Is it true that just 5 technical controls can help prevent most cyber attacks? What are these cyber security essentials and how do they work? Over #CyberSecurityAwarenessMonth we will explore each of the five controls in separate blog posts to find out more.
Set up your computer securely to minimize the ways a cyber criminal can find a way in.
Passwords are still currently the main method securing access to almost all our different accounts and files. They are the digital equivalent of locks and keys. Weak and guessable passwords as well as the habit of re-using the same password are the top reasons accounts get breached.
Use a strong, unique password
Cyber criminals can use powerful computers to guess people’s passwords and break into their accounts in what is called a Brute-force attack. The computer will try every combination of letter, literally working through the dictionary until they have found the words that work. Many of these brute-force programs are sophisticated enough to search logical substitutions such as ‘4’ for an ‘A’ , ‘I’ for ‘1’ etc. For this reason, it is recommended that you use a password that is more than 8 characters long and difficult to guess. Make sure that when you set up a new device, you change any default passwords.
The National Cyber Security Centre recommend that you use three random words which you can remember but do not naturally go together. The longer your password the better. It is particularly important that you use long passwords for your admin and other crucial systems’ accounts (i.e. email account, banking account). Do not share your password with anyone or leave it displayed.
One password- one account
Often when an online company is attacked all the customer information is stolen. Those username-password combination (credentials) are then quickly sold to criminals who will try those same user-name-password combinations on as many accounts as possible hoping to open up an access point for more crime. This is the reason you need a separate password for each online account.
Using a Password Manager
The good news is that you do not need to remember all those long and complex passwords. You can use a piece of software called a Password Manager. You may have noticed that your browser already asks you if you’d like it to create and store passwords for you. This is a browser integrated Password Manager and is safe to use for personal use, however there are some security issues linked to this kind of password manager.
For more sensitive data it is recommended that you use an independent, stand-alone password manager such as Last Pass or Dashlane. It is often as simple as downloading the Password Manager software from their website and signing-up with your email address. You will then only need to remember one really good complex password for the Password Manager itself and after that, the Password Manager will remember your user names and create and remember extremely secure passwords for each of your accounts.
Add a second layer of security to your password

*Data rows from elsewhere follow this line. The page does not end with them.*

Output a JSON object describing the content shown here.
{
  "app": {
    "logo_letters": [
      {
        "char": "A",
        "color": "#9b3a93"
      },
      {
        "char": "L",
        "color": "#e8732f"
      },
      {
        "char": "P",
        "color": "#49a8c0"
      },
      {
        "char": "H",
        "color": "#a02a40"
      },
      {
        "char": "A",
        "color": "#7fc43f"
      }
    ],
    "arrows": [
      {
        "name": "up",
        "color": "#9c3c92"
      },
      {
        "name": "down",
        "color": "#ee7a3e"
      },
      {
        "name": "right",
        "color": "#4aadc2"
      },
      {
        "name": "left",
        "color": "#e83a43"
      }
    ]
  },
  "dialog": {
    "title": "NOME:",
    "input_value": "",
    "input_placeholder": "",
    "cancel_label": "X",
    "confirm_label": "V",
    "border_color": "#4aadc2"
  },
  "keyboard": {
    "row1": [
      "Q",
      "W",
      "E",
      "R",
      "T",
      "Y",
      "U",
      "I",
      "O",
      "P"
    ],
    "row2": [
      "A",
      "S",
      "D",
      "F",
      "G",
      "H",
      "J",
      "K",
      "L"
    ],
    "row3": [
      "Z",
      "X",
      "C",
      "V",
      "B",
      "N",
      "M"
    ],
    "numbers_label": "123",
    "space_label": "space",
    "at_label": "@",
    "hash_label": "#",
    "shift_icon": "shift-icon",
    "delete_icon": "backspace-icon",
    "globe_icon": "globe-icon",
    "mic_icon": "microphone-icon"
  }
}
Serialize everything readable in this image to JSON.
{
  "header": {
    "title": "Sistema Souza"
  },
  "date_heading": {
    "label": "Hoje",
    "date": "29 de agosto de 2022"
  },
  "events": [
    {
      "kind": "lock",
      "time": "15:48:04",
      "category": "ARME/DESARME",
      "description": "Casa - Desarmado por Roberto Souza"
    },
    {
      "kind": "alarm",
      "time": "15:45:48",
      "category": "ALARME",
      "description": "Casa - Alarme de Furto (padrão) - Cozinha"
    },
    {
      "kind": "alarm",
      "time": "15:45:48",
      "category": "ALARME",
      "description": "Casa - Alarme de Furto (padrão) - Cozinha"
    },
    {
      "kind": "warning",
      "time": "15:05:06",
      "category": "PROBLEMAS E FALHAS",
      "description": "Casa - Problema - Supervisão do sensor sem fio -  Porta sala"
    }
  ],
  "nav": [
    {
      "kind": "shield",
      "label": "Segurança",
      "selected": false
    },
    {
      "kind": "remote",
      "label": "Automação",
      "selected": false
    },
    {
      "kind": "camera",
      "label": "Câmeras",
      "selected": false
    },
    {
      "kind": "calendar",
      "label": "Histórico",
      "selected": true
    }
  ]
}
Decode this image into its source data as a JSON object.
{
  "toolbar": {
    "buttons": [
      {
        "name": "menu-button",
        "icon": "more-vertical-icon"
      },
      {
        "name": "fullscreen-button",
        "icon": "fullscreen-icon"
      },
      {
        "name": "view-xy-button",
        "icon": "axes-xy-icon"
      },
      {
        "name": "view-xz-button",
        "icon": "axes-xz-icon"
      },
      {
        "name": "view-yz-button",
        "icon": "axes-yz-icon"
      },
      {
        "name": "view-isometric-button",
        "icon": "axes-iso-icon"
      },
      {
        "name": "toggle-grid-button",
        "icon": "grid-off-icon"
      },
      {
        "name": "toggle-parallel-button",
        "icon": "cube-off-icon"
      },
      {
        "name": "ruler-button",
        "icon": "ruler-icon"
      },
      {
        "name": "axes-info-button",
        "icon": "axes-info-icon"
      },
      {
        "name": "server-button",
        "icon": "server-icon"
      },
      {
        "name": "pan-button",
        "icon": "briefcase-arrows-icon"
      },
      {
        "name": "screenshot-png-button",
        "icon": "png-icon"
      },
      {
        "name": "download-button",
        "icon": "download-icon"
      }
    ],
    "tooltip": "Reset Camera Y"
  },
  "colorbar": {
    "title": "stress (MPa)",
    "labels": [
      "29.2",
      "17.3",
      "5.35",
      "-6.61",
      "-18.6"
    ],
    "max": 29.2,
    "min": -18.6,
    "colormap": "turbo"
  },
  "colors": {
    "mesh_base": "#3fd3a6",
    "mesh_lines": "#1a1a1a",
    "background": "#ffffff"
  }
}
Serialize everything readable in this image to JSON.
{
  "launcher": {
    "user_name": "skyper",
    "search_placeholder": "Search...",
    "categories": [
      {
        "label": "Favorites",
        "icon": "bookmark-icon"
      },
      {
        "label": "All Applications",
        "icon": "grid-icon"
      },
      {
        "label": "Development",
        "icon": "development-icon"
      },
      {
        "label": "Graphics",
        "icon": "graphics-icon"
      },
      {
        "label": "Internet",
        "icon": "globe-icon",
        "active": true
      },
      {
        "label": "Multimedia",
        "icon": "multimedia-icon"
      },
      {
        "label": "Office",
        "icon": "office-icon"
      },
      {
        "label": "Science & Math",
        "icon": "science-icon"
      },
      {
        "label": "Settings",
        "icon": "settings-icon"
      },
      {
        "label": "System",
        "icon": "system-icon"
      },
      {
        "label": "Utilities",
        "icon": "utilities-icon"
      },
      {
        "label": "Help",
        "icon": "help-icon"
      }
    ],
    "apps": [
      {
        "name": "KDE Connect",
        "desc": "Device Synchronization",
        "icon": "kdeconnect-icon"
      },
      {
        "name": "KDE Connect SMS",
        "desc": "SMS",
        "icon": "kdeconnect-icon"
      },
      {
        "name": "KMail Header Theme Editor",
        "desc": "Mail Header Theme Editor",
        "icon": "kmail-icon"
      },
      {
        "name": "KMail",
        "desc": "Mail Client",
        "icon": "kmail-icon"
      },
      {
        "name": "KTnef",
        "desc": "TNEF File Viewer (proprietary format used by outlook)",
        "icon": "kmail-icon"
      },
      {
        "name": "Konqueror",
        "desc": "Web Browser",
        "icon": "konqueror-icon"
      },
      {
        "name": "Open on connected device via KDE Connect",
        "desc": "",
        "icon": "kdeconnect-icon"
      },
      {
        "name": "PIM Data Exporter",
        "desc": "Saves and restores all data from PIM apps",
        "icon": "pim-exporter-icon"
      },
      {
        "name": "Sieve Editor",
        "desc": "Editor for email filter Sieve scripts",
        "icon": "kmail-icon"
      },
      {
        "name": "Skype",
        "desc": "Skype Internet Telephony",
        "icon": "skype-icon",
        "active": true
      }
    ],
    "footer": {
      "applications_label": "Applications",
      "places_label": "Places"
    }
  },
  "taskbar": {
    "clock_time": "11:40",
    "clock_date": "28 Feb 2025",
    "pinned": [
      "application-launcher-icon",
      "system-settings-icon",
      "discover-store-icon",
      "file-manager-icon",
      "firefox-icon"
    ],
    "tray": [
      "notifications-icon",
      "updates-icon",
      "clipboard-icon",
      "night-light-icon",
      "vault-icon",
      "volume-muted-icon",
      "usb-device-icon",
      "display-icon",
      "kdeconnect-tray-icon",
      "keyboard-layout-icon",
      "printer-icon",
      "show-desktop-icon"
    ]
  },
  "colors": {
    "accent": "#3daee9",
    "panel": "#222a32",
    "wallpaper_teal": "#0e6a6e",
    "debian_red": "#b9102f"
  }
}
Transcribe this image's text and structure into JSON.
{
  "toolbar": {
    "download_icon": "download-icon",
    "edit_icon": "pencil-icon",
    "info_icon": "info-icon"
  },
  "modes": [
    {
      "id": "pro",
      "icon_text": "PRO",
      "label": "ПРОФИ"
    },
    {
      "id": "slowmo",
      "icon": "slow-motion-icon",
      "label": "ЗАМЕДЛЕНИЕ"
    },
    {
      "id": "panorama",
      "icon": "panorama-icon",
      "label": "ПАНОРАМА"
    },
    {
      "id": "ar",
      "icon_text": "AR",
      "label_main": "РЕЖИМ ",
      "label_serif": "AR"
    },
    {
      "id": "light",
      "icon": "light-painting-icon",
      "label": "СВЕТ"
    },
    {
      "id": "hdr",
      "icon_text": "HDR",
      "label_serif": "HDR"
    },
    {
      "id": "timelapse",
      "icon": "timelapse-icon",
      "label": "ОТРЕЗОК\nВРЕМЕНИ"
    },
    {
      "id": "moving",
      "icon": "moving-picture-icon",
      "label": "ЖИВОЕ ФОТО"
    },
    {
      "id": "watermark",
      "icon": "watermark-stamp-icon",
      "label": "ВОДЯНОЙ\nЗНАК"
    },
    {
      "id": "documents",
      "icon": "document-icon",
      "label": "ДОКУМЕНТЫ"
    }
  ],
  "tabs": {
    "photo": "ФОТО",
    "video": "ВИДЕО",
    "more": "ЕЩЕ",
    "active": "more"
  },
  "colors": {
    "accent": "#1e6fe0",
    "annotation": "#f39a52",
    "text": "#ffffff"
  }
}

The problem with passwords is two fold, we are being asked to create more and more passwords to carry out daily tasks and criminals are finding sophisticated as well as sneaky methods of guessing and breaking those passwords. This means that using a password on its own is not very secure. It is now considered best practice to enable 2 factor authentication (2FA) or multi factor authentication (MFA) to every account where this is an option. The extra forms of authentication can typically be something you have (a code sent to a separate device), something you know (a personal identification number PIN) or something you are ( a finger print or facial scan). This method is a way of further verifying your identity and ensures that if someone has acquired your password, they will be unable to access your account without also accessing your MFA source.
Unused software and accounts
Many devices and software come from the manufacturer with features enabled that you do not use. These are sometimes called ‘plugins’. The code in each ‘extra’ feature can potentially offer additional openings for cyber criminals to reach you. It is a good idea to permanently remove unused software by uninstalling it and delete guest accounts and any other unused accounts. Look out for features like default file share and disable them too.
You can prevent software from automatically opening by itself by disabling Autoplay and Autorun. This will be effective in stopping malware from trying to secretly attack you. Instead, you will be notified that some software wants to run and you can check whether it is from a trusted source and scan for malware.
How can it help prevent a cyber attack?
Organisations should have a robust password policy. This will inform employees about how to avoid choosing obvious passwords (such as pet names, and personal information that would be easy to discover). It would also notify users to avoid reusing the same password, how to set up MFA and where and how they can store passwords eg which Password Manager to use.
Find out more about getting Cyber Essentials certified here.